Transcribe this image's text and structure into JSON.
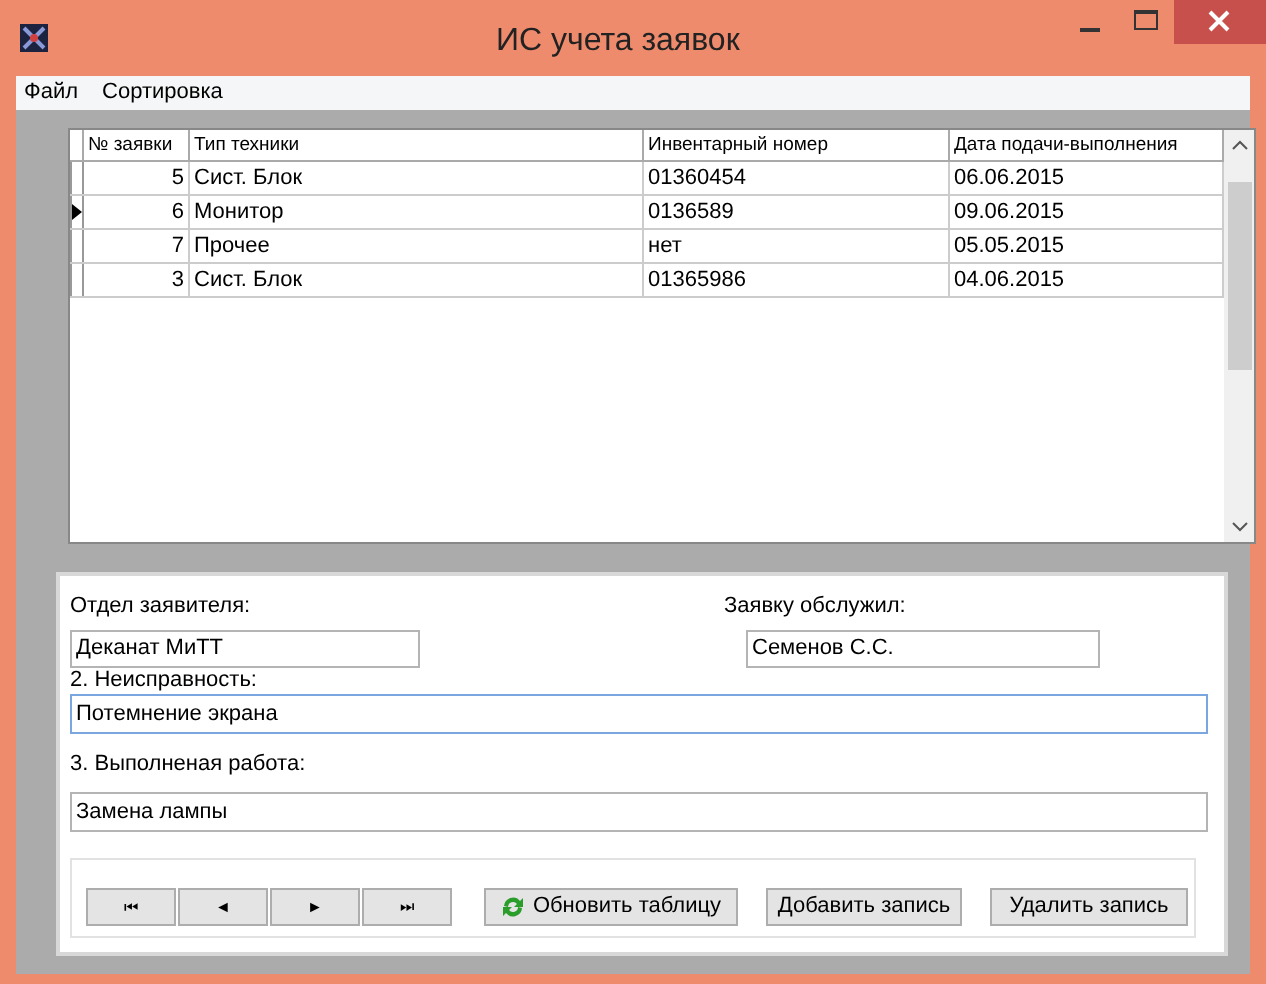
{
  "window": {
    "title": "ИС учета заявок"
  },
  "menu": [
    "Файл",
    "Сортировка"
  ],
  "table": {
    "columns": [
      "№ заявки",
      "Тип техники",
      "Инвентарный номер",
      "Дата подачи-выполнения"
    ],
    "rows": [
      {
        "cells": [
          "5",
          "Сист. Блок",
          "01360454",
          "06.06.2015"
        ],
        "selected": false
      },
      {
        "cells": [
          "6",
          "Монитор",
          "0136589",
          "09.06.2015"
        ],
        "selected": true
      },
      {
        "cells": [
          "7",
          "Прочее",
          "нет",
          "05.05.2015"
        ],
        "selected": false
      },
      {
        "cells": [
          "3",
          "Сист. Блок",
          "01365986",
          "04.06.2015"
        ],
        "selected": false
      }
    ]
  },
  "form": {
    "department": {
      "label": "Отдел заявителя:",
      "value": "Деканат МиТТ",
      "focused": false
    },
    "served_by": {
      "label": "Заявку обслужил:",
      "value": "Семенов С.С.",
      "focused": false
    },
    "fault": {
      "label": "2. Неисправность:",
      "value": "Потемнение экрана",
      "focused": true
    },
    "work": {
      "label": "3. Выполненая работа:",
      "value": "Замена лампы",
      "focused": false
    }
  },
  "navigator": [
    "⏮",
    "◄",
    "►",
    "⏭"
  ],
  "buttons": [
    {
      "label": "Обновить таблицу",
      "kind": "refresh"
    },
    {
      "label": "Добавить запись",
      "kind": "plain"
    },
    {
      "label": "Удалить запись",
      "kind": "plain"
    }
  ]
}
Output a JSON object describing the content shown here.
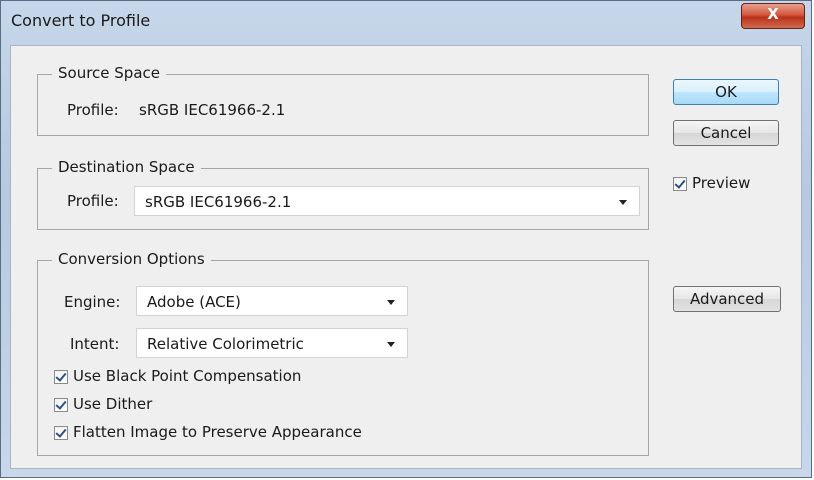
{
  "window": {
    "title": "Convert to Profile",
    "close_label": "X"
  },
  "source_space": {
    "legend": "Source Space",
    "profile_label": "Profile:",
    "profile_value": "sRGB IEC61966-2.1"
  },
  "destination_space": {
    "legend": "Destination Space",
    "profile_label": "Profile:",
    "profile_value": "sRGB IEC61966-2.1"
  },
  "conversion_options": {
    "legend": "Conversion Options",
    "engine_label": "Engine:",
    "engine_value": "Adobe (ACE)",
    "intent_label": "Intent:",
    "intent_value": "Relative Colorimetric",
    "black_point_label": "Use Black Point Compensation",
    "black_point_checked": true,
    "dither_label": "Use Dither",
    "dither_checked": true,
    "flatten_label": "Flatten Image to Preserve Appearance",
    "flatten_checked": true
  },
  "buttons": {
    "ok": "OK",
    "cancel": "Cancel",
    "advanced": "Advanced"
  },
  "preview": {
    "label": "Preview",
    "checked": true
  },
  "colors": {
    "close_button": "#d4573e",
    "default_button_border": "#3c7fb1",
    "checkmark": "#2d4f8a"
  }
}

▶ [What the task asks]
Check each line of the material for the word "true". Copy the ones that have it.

▶ [Response below]
        "selected": true
      "focused": true
    "black_point_checked": true,
    "dither_checked": true,
    "flatten_checked": true
    "checked": true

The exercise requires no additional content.